------ Extracted entries
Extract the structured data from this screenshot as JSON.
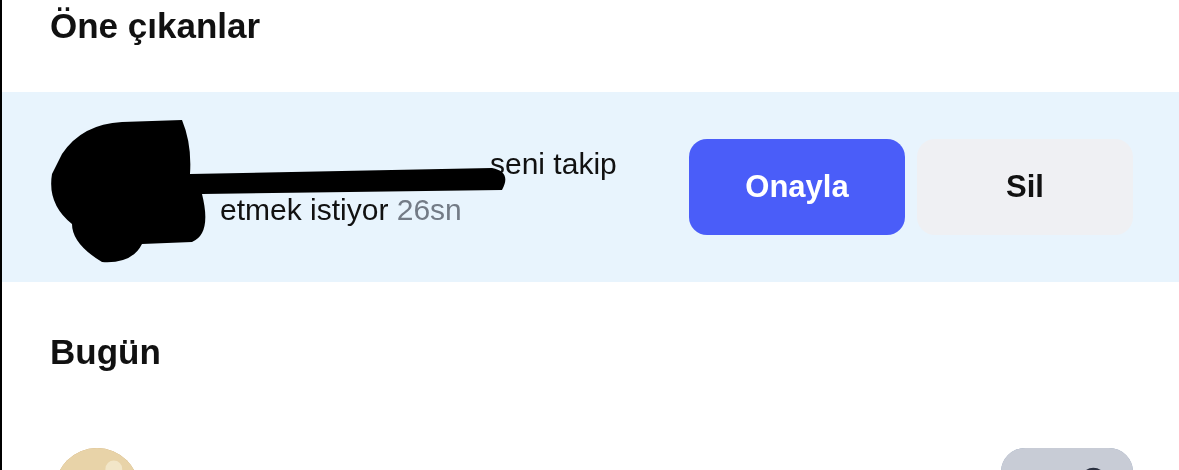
{
  "highlights": {
    "title": "Öne çıkanlar",
    "requests": [
      {
        "text": "seni takip etmek istiyor",
        "time": "26sn",
        "buttons": [
          {
            "label": "Onayla",
            "kind": "primary"
          },
          {
            "label": "Sil",
            "kind": "secondary"
          }
        ]
      }
    ]
  },
  "today": {
    "title": "Bugün",
    "items": [
      {
        "kind": "post"
      }
    ]
  }
}
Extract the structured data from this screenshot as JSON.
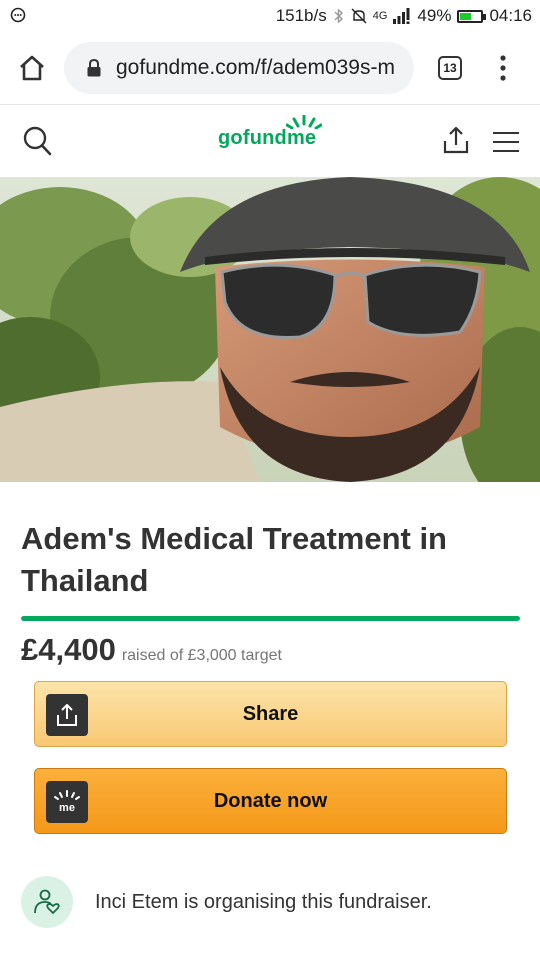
{
  "status_bar": {
    "speed": "151b/s",
    "network": "4G",
    "battery_percent": "49%",
    "battery_level": 0.49,
    "time": "04:16"
  },
  "browser": {
    "url": "gofundme.com/f/adem039s-m",
    "tab_count": "13"
  },
  "site": {
    "logo_text": "gofundme",
    "brand_color": "#02a95c"
  },
  "campaign": {
    "title": "Adem's Medical Treatment in Thailand",
    "raised": "£4,400",
    "raised_label": "raised of £3,000 target",
    "progress_fraction": 1.0
  },
  "buttons": {
    "share_label": "Share",
    "donate_label": "Donate now"
  },
  "organiser": {
    "text": "Inci Etem is organising this fundraiser."
  },
  "icons": {
    "status": [
      "message-icon",
      "bluetooth-icon",
      "mute-icon",
      "signal-icon",
      "battery-icon"
    ],
    "browser": [
      "home-icon",
      "lock-icon",
      "tab-count-icon",
      "menu-dots-icon"
    ],
    "header": [
      "search-icon",
      "share-icon",
      "hamburger-icon"
    ],
    "buttons": [
      "share-icon",
      "gofundme-me-icon"
    ],
    "organiser": [
      "organiser-heart-icon"
    ]
  }
}
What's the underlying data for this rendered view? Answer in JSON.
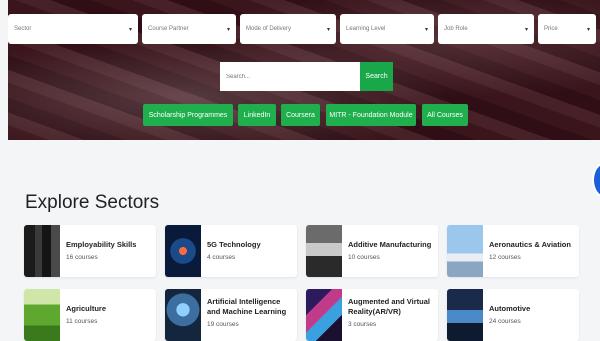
{
  "filters": [
    {
      "label": "Sector"
    },
    {
      "label": "Course Partner"
    },
    {
      "label": "Mode of Delivery"
    },
    {
      "label": "Learning Level"
    },
    {
      "label": "Job Role"
    },
    {
      "label": "Price"
    }
  ],
  "search": {
    "placeholder": "Search...",
    "button_label": "Search"
  },
  "nav_pills": [
    {
      "label": "Scholarship Programmes"
    },
    {
      "label": "LinkedIn"
    },
    {
      "label": "Coursera"
    },
    {
      "label": "MITR - Foundation Module"
    },
    {
      "label": "All Courses"
    }
  ],
  "section_title": "Explore Sectors",
  "sectors": [
    {
      "name": "Employability Skills",
      "count": "16 courses",
      "thumb": "employability-image"
    },
    {
      "name": "5G Technology",
      "count": "4 courses",
      "thumb": "5g-image"
    },
    {
      "name": "Additive Manufacturing",
      "count": "10 courses",
      "thumb": "3d-printer-image"
    },
    {
      "name": "Aeronautics & Aviation",
      "count": "12 courses",
      "thumb": "airplane-image"
    },
    {
      "name": "Agriculture",
      "count": "11 courses",
      "thumb": "agriculture-image"
    },
    {
      "name": "Artificial Intelligence and Machine Learning",
      "count": "19 courses",
      "thumb": "ai-robot-image"
    },
    {
      "name": "Augmented and Virtual Reality(AR/VR)",
      "count": "3 courses",
      "thumb": "vr-image"
    },
    {
      "name": "Automotive",
      "count": "24 courses",
      "thumb": "car-image"
    }
  ]
}
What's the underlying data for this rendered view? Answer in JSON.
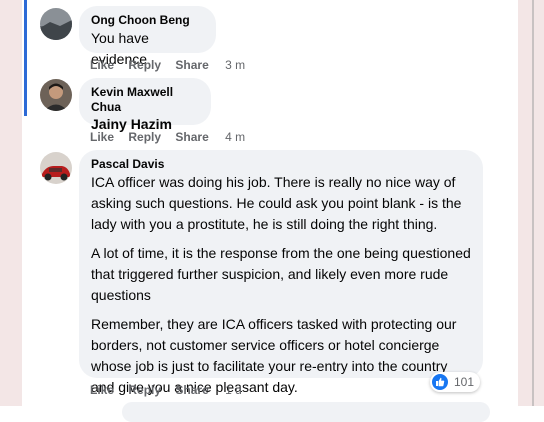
{
  "comments": [
    {
      "author": "Ong Choon Beng",
      "text": "You have evidence",
      "actions": {
        "like": "Like",
        "reply": "Reply",
        "share": "Share",
        "time": "3 m"
      }
    },
    {
      "author": "Kevin Maxwell Chua",
      "text": "Jainy Hazim",
      "actions": {
        "like": "Like",
        "reply": "Reply",
        "share": "Share",
        "time": "4 m"
      }
    },
    {
      "author": "Pascal Davis",
      "paragraphs": [
        "ICA officer was doing his job. There is really no nice way of asking such questions. He could ask you point blank - is the lady with you a prostitute, he is still doing the right thing.",
        "A lot of time, it is the response from the one being questioned that triggered further suspicion, and likely even more rude questions",
        "Remember, they are ICA officers tasked with protecting our borders, not customer service officers or hotel concierge whose job is just to facilitate your re-entry into the country and give you a nice pleasant day."
      ],
      "actions": {
        "like": "Like",
        "reply": "Reply",
        "share": "Share",
        "time": "1 d"
      },
      "reaction_count": "101",
      "reaction_icon": "like-icon"
    }
  ],
  "colors": {
    "bubble": "#f0f2f5",
    "thread_line": "#2d6ad6",
    "action_text": "#65676b",
    "like_blue": "#1877f2"
  }
}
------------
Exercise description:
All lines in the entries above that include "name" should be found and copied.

Output for this task:
      "name": "Employability Skills",
      "name": "5G Technology",
      "name": "Additive Manufacturing",
      "name": "Aeronautics & Aviation",
      "name": "Agriculture",
      "name": "Artificial Intelligence and Machine Learning",
      "name": "Augmented and Virtual Reality(AR/VR)",
      "name": "Automotive",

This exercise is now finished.